Traffic is impacting more than just commuters, it is causing issues for tourists too. Cayman Islands Tourism Association president Theresa Leacock-Broderick talked to the Compass about the problem and some potential solutions.
To what extent do you think traffic congestion is impacting quality of experience for tourists?
The traffic congestion is impacting our visitors to the point where they will comment about it, particularly when the transfer from the airport to Seven Mile Beach takes over an hour. Such an experience upon arrival is not a positive impact in any way.
What do you think can be done to alleviate the problem?
I’m no expert but it appears that a multi-strategy approach must be taken and executed swiftly.
Is this an issue that has come up among CITA membership?
Yes, certainly, it is a topic of discussion among our members. Anyone in the tourism services, including our members, knows that anything that impacts quality of life for residents will ultimately impact the quality of experience for our visitors.
It’s our residents that deliver the service to our visitors. Traffic congestion and time wasted in traffic simply adds to daily stress levels of our personnel. The cost of living, including housing and transportation, is an issue for every industry workforce.
Traffic congestion along with lack of reliable, affordable and convenient public transportation, particularly from the outer districts away from the primary tourism zones, makes it very difficult and at times stressful for our workforce to commute between home and the workplace.
If traffic congestion is throughout the day and not only morning and evening commuting hours, that also means that visitors will choose to not explore Cayman as much and that will reduce visitation at attractions and outer district business establishments.
A large part of what our visitors enjoy is the freedom to move around to explore and discover Cayman on their own.
Is public transport a viable option for tourists in your opinion?
That depends on many factors; public transportation should never be the only option for visitors.
But if it is safe, comfortable, reliable and efficient, it will be used by visitors and residents alike. Many of our visitors staying along the Seven Mile Beach corridor use our buses, particularly the West Bay to George Town route.
They opt to use buses for the convenience when not going very far and also for the opportunity it gives them to interact with residents, which is the kind of experience many tourists seek.
However, many visitors would like to venture further east independently and often don’t because public transportation east is too inconvenient to use, the cost of a taxi is not a value proposition and they don’t wish to be part of a group tour or to drive a rental car.
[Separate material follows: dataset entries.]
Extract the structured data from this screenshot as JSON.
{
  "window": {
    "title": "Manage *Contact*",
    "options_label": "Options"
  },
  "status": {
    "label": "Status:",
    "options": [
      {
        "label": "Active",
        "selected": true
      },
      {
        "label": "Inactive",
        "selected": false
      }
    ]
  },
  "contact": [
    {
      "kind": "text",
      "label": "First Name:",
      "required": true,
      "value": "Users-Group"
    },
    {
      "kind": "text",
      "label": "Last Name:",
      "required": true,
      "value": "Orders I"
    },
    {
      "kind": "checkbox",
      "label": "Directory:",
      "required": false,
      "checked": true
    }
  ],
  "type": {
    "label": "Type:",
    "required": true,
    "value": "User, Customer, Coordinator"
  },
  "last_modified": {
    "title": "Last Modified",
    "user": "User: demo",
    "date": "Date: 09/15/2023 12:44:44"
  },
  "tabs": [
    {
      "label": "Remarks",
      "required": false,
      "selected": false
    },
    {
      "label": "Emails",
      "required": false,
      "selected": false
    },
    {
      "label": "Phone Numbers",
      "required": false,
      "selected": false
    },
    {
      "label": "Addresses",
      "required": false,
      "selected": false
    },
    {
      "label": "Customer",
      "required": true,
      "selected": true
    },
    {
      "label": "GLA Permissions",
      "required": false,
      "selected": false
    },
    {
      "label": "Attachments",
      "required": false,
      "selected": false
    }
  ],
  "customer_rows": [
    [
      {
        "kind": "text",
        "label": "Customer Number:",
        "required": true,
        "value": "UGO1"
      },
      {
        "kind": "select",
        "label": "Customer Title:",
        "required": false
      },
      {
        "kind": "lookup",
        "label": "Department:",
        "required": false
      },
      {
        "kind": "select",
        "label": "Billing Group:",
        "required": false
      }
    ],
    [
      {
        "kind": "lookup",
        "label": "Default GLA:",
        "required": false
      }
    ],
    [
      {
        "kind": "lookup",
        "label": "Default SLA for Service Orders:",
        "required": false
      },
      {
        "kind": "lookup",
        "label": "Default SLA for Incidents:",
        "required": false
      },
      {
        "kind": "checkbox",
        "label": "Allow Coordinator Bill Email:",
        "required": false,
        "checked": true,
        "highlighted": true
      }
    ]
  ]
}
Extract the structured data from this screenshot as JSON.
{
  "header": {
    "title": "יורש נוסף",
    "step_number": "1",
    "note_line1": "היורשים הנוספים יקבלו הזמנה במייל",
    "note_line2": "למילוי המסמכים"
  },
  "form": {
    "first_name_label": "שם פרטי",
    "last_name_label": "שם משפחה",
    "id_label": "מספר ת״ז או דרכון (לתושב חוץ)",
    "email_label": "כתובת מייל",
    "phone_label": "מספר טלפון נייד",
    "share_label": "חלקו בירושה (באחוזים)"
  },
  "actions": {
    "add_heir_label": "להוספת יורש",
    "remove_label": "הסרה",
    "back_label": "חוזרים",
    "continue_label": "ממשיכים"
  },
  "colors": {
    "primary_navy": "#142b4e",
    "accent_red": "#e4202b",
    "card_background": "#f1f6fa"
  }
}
A lot of new population growth is coming from workers for the hotel/tourism sector. Is there anything being done to prevent all these new workers from needing vehicles, adding to the congestion problem?
The reality is everyone needs to be able to get to and from their workplace and the most affordable homes are far beyond a walkable distance from our workplaces.
The nature of tourism services also calls for shift work, which can make it difficult for people to share rides.
The only prevention to more vehicles on the road, without adding stress to people’s lives, is to provide an alternate to personal vehicles, which calls for a user-friendly mass transportation system and cycle-safe roads.